  • Review block taking requirements with pathologist according to level of experience

  • Always be prepared to halt block-taking if difficulties arise and discuss case further with pathologist

  • A 'standard' set of blocks would include:

    • Anterior and posterior 'cruciates'

    • Four blocks each with one of the radial margins - see images below:

      • At least one to include lesion - depends on size and position of lesion

    • Extra blocks of the lesion if tissue available - with or without specified margin as appropriate

  • All margins to be inked - use more than one colour if more than one margin present on a block

    • 'Fix' ink by dipping block briefly in 5% acetic acid before placing in cassette

  • If you are taking a block for a margin without a macroscopic lesion try to ensure it is at least 5mm wide, prefrerably 10mm, so that a comment such as the following becomes possible when no tumour is present in the section:

    • 'Medial margin > 10mm'

  • Be prepared to be flexible about block-taking - it should be an intelligent process tailored to the individual specimen

Specimen X ray for WLE below
The clip convention used in this case is 1 clip anterior; 2 clips medial and
3 clips inferior
WLE left breast before (left) and after slicing(right)
Arrow points to single anterior clip (barely visible)

Centre slice (left) and cut up for blocks (right)
Arrow points to tumour - see also specimen X ray above

Level 3 Specimens

Axillary Node Clearances - See Specimen types and tissue handling
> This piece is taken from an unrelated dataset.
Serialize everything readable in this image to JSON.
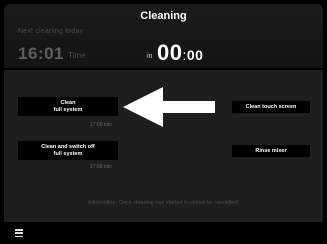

"Benign Mastectomies"

  • These are usually undertaken as a 'balancing' procedure when the patient has already had a mastectomy for cancer or for prophylaxis in higher risk patients
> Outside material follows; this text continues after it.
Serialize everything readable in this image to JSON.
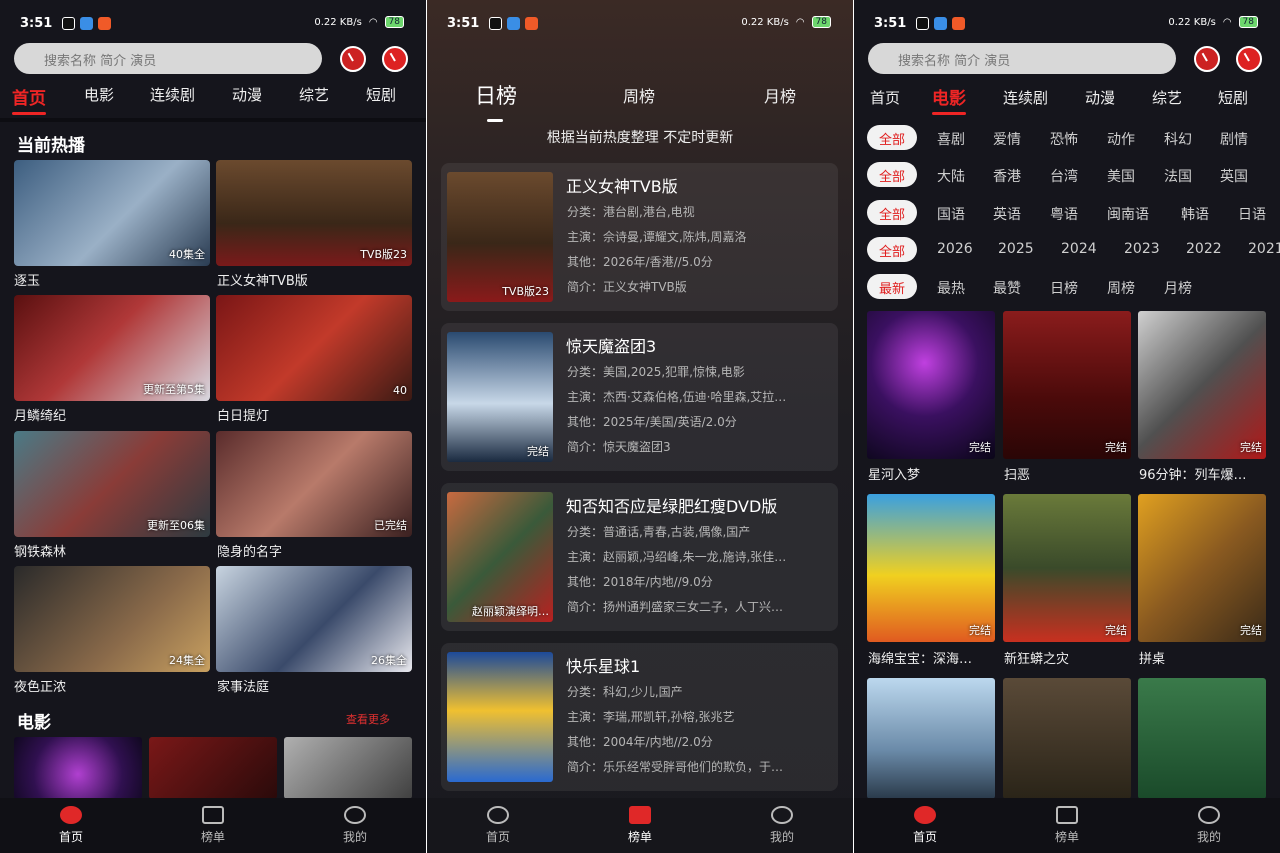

  • The specimen should be sliced and examined for macroscopic abnormalities which should be sampled.

  • If no macroscopic abnormality is seen then take one block per quadrant, a block from the central area and a block from the nipple.

  • If an abnormality is picked up in these blocks further blocks can be taken from the specimen
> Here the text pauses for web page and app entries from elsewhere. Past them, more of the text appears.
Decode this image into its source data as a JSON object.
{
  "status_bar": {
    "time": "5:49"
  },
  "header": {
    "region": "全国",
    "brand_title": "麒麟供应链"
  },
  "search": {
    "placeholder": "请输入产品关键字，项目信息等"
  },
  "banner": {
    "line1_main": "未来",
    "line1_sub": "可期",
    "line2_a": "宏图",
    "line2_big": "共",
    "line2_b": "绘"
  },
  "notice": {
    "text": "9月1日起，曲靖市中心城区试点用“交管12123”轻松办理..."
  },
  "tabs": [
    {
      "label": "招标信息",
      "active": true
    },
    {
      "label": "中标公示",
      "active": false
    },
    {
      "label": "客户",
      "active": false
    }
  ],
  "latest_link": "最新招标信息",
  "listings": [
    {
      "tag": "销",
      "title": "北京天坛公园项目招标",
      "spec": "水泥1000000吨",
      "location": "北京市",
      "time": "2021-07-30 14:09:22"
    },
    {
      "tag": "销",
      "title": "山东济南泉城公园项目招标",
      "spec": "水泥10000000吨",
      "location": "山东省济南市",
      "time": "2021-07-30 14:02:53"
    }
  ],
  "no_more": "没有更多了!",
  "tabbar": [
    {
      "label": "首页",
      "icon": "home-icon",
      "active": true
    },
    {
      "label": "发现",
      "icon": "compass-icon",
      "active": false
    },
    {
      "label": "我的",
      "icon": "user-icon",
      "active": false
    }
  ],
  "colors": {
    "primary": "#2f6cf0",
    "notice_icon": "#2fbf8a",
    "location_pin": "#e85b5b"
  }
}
Mastectomies for large single tumours

  • The emphasis in these specimens is to sample the tumour well

  • There is published evidence that additional sampling of quadrants in these specimens adds little

  • Some surgeons insist on knowing the status of the posterior margin even when the tumour is far away

  • In skin-sparing and subcutaneous mastectomies it is logical to examine the anterior (and other relevant) margin(s) if the tumour is close or the procedure was carried out for DCIS.

  • Sample the axilla in the normal way

Mastectomies following a "failed" wide local excision

  • The general principle in handling these specimens is to sample adequately the cavity to determine whether there is any residual disease.

  • The rest of the specimen should be handled like any other mastectomy

Level 4 Specimens

Wide local excisions for small tumours

  • The secret for success here is a well fixed specimen.

  • Slice the wide local thinly and you should be able to spot a tumour down to 2 or 3mm.

  • If you can see the tumour, block the specimen as you would do so normally.

  • If you cannot, refer again to the specimen x ray which may help you and have a low threshold for putting the whole specimen through - as long as it is not too large

  • If the specimen is large, say part of an oncoplastic procedure, consider x raying the slices.

Wide local excisions for calcs

  • There are two principles here:

    1. If the specimen is small, block it all.

    2. If the specimen is larger, x ray the slices - it is the only way to be confident that you are blocking the right tissue

Mastectomies for calcs

  • Unless there is a gross abnormality such as a large area of comedo type DCIS my recommendation is to x ray the slices and take blocks accordingly

  • Any other approach runs the risk of mis-sampling the specimen.

Mastectomies for multiple lesions

  • A well fixed mastectomy will save you a lot of trouble here.

  • The specimen x ray may show tissue markers or calcs which at least lets you know what you are supposed to be sampling.

  • Reviewing the laboratory computer record will often give you more information than is supplied on the request form.

  • In the end, if you cannot see the tissue markers or all the tumours identified pre-operatively, you will need to x ray the slices and take it from there.

Return to top of page